> [Material for this task]
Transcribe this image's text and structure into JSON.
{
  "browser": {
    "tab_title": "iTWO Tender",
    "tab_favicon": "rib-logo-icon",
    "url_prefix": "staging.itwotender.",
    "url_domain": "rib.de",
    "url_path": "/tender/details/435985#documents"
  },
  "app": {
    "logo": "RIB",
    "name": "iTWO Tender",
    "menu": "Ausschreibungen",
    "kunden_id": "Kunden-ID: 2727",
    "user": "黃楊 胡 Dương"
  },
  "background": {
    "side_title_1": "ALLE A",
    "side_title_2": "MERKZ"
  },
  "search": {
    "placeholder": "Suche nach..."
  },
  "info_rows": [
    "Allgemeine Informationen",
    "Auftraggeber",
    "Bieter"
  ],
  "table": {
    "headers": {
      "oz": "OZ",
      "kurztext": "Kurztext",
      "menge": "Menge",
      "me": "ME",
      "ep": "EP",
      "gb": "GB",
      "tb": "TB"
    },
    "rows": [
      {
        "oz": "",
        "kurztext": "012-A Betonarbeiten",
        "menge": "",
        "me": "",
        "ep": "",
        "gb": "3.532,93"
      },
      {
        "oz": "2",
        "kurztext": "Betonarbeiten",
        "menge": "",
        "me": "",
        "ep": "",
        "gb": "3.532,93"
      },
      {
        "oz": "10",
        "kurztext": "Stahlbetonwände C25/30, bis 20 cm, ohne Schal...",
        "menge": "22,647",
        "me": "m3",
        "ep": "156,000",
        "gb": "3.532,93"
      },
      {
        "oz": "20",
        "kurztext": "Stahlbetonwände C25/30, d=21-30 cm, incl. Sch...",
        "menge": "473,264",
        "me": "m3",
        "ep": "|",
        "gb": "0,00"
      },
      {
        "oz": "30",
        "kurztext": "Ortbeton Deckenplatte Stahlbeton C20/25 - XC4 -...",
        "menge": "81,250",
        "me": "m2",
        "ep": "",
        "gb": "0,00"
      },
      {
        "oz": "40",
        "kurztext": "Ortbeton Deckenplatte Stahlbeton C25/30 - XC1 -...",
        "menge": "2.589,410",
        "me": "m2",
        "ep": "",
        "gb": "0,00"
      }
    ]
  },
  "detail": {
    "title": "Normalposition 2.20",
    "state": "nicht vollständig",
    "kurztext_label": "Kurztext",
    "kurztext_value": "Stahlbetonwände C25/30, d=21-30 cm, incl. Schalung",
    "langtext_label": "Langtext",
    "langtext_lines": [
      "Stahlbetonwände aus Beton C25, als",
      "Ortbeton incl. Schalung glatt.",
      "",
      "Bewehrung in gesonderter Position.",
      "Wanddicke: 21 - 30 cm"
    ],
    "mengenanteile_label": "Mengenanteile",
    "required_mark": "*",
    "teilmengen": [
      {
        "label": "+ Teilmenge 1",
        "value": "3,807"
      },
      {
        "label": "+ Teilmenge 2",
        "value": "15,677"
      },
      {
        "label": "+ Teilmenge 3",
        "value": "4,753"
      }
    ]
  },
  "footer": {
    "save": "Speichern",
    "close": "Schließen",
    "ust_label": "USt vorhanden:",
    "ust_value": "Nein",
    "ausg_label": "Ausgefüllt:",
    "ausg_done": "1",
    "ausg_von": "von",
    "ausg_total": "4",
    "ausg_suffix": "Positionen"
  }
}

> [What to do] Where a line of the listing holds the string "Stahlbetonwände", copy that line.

> [Solution for this problem]
        "kurztext": "Stahlbetonwände C25/30, bis 20 cm, ohne Schal...",
        "kurztext": "Stahlbetonwände C25/30, d=21-30 cm, incl. Sch...",
    "kurztext_value": "Stahlbetonwände C25/30, d=21-30 cm, incl. Schalung",
      "Stahlbetonwände aus Beton C25, als",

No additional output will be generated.